Sailing World Detroit NOOD Draws Top Sailors of the Region To Lake St. Claire.
---Tough Battles Expected at Three-Day Regatta at Bayview Yacht Club
Diane Chase (401-845-5117 / 401-965-4726)
Cynthia Goss (203-453-2731)
For Immediate Release
May 20, 2002 - On Friday, May 31, top sailors of the region will gather on Lake St. Clair to compete for national honors at the Sailing World Detroit NOOD (National Offshore One-Design) Regatta. The three-day event--hosted May 31 to June 2 by Bayview Yacht Club, an internationally known sailing club based in the city of Detroit--opens the racing season with tough battles amongst some 200 skippers from the United States and Canada.
"There is no way to predict whos going to win at the NOOD. . . Its going to be very tight," said William Cox of Grosse Pointe, who won the 18-boat J/105 class in 2001. Cox and his crew are preparing for the challenge of defending their win. The J/105 class, a new class to the area expecting some 20 boats, will be among the 19 classes competing at the NOOD.
Cold, rain, and wind visited the fleet at the 2001 Detroit NOOD. But the inclement weather was a sailors delight, bringing a run of three consecutive days of teen-strength breeze to the Lake. Most competitors are hoping for more of the same.
Lake Erie sailor Heidi Backus Riddle (Vermilion, Ohio) is comfortable racing in heavier air, and being well-practiced in strong breeze was one of her keys to winning one of the largest classes at last years Detroit NOOD. Backus Riddle, who typically races with her family as crew, will be back to defend her win in the 25-boat Tartan Ten (T-10) class.
Tartan Ten battles may become a test of family crews. Current T-10 National Champion Dave Disbrow (Vermilion), who was close on Riddles heels in 2001, returns to Detroit to make a play for yet another class title. Disbrow and his wife Carole with sail their adult children as crew. The Tartan Tens expect a strong showing at the NOOD. Many boats will migrate to Lake Michigan for the class National Championships in August, and the Detroit regatta is a key contest for those training for the national crown.
Although Cal 25s went out of production in the early 1970s, the class has thrived on Lake St. Clair. According to Class Coordinator John Burke (Grosse Pointe Farms), the driving philosophy of keeping boats both affordable and competitive has fueled the class current health. Cal 25 owners can purchase used boats, use some elbow grease to get them race-ready, and get out on the race course for an affordable price tag. The local class reviews the technological developments that continually emerge in the sailing marketplace, but cost has been the driving force in ruling whether these developments will be allowed into the class.

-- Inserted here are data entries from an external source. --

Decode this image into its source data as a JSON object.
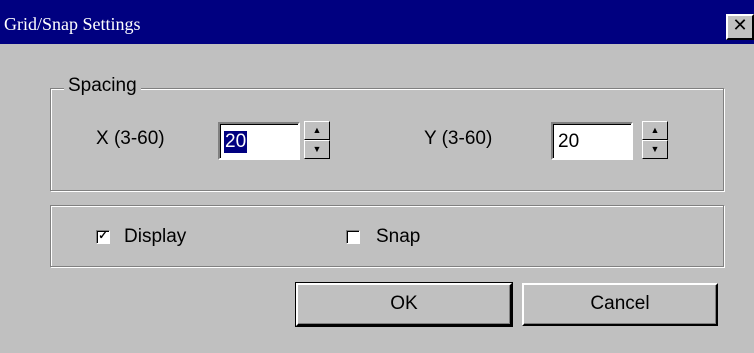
{
  "window": {
    "title": "Grid/Snap Settings",
    "close_glyph": "✕",
    "close_icon": "close-icon"
  },
  "spacing": {
    "label": "Spacing",
    "x": {
      "label": "X (3-60)",
      "value": "20",
      "selected": true
    },
    "y": {
      "label": "Y (3-60)",
      "value": "20",
      "selected": false
    }
  },
  "options": {
    "display": {
      "label": "Display",
      "checked": true,
      "mark": "✓"
    },
    "snap": {
      "label": "Snap",
      "checked": false,
      "mark": ""
    }
  },
  "buttons": {
    "ok": "OK",
    "cancel": "Cancel"
  },
  "spinner": {
    "up_glyph": "▲",
    "down_glyph": "▼"
  },
  "colors": {
    "titlebar": "#000080",
    "face": "#c0c0c0",
    "selection": "#000080"
  }
}
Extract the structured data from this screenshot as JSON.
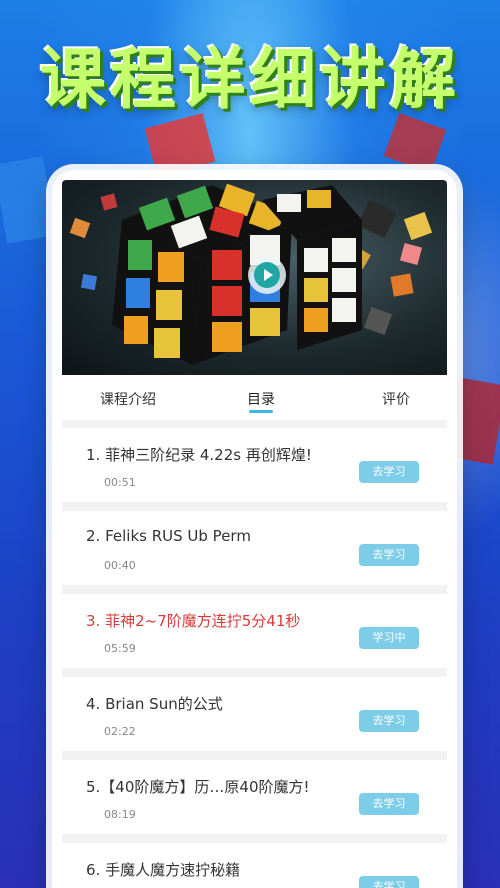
{
  "headline": "课程详细讲解",
  "video": {
    "play_icon": "play-icon"
  },
  "tabs": [
    {
      "label": "课程介绍"
    },
    {
      "label": "目录"
    },
    {
      "label": "评价"
    }
  ],
  "lessons": [
    {
      "title": "1. 菲神三阶纪录 4.22s 再创辉煌!",
      "duration": "00:51",
      "button": "去学习",
      "active": false
    },
    {
      "title": "2. Feliks RUS Ub Perm",
      "duration": "00:40",
      "button": "去学习",
      "active": false
    },
    {
      "title": "3. 菲神2~7阶魔方连拧5分41秒",
      "duration": "05:59",
      "button": "学习中",
      "active": true
    },
    {
      "title": "4. Brian Sun的公式",
      "duration": "02:22",
      "button": "去学习",
      "active": false
    },
    {
      "title": "5.【40阶魔方】历…原40阶魔方!",
      "duration": "08:19",
      "button": "去学习",
      "active": false
    },
    {
      "title": "6. 手魔人魔方速拧秘籍",
      "duration": "",
      "button": "去学习",
      "active": false
    }
  ],
  "colors": {
    "accent": "#3cb8e6",
    "button": "#7dcde8",
    "active_text": "#d93a3a",
    "headline": "#c6ff6c"
  }
}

The Cal 25s expect some 25 boats, with a multi-generational span amongst their skippers. According to Burke, skippers from their early 20s to their 70s are expected on the starting line.
The Express 27s will host their Great Lakes Championships at the NOOD. Current champion Lorax, campaigned by the Deeds family, returns to the startling line. The Deeds siblings have taken turns at the helm. In 2001, Sarah Deeds (now of Berkeley, Calif.) helmed the family boat to a win. Eric Deeds travels from San Francisco this year to take the helm for the first time in this regatta. Nine Express 27s are expected to compete.
A class of 15 Ultimate 20s are expected, including the Bayview Yacht Clubs fleet. Bayview launched a unique program where members who join the Ultimate 20 club can have access to the club boats for racing and cruising, while the yacht club manages the boats maintenance and berthing.
In addition to the above-mentioned groups, the following classes are expected on the starting line: C&C; 35, Crescent, Etchells, Grand Prix, Hobie 33, J/120, J/24, Level 114, Level 141, Level 35 (J/35, Thomas 35), Melges 24 (the NOOD is a National Ranking Points regatta for the Melges class), NA 40, S2 7.9, and Warhorse.
Detroit NOOD prizes will be awarded Sunday evening, June 2, at Bayview YC. Trophies will be awarded in individual classes, and the top performer on opening day will receive a special fleet trophy, the Hall Spars & Rigging Boat of the Day Award.
Entry lists, results, and daily race reports will be posted at www.sailingworld.com.
The NOOD (National Offshore One-Design) regattas are a nine-event racing circuit organized by Sailing World magazine of Newport (R.I.). Support sponsors of the event include: Frederiksen, Hall Spars & Rigging, Marlow Ropes, North Sails, Raymarine, Ronstan, Samuel Adams and The Boston Beer Company, Sea Wynde Rum, and Sunsail.